The old town, Gamla Stan, is where you will likely spend most of your time in the city if you only have one day in Stockholm. Start in Stortorget, the oldest square in the old town and then get blissfully lost in the small streets of tall colourful houses leading off the square.
A lot of my best memories in Stockholm are from just taking a stroll and not paying any attention to where I am going. You might stumble into a surprisingly good gelato shop, end up at the Ice Bar or find yourself inside a grand church; you’ll never be short of things to see or do in Stockholm.
Visit the Royal Palace
While you can go inside the Royal Palace which is still in use today if you want to save time or money, then admire it from the outside where gold crowns line the fence, and the guards stand on duty in their navy blue suits. Changing of the guard is quite dramatic to watch and can include guards on horses and an accompanying band, up to date information on times can be found on the official website.
One of the most impressive palaces, Drottningholm, which sits amongst pretty gardens outside the centre is about 40-minutes away by car or public transport and if you have the time, also worthy of a visit.
I’ve visited Stockholm four times in different seasons and without a doubt, the best time to visit Stockholm is summer or late spring and early Autumn. I appreciate much of Scandinavia is almost magical in the snow, but when it comes to the cities, I think the sunshine wins for the fact you can kayak, sit outside and soak in the vibe of one of the best-designed cities in Europe.
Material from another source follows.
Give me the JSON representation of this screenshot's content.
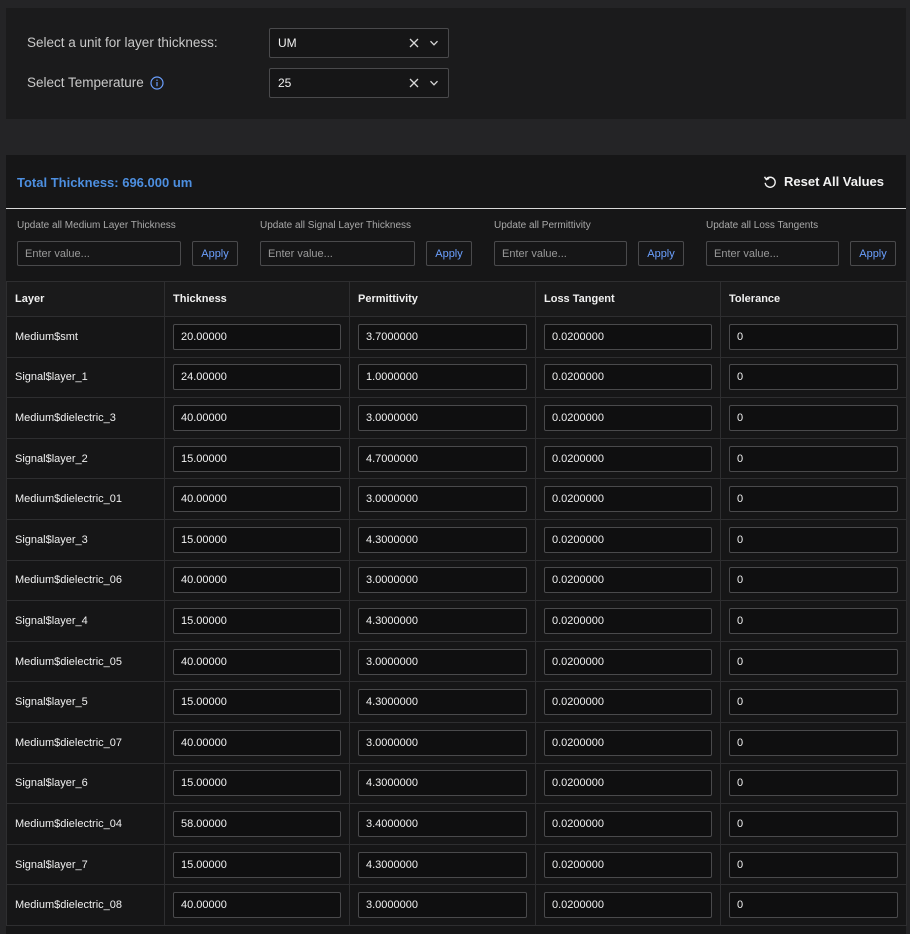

Visiting again by Cruise in early May confirmed for me that when the sun is shining, Stockholm is the place to be.
This 11-day Baltic Sea cruise with Princess Cruises starts from £999pp for an interior stateroom based on twin-share*. Taking in Warnemunde Germany, Oslo Norway, Copenhagen Denmark, Stockholm Sweden, Helsinki Finland, St. Petersburg Russia and Tallinn Estonia, it offers a great chance to explore many cities in a short vacation.
*load factor, dates, availability and other factors will affect the final quoted price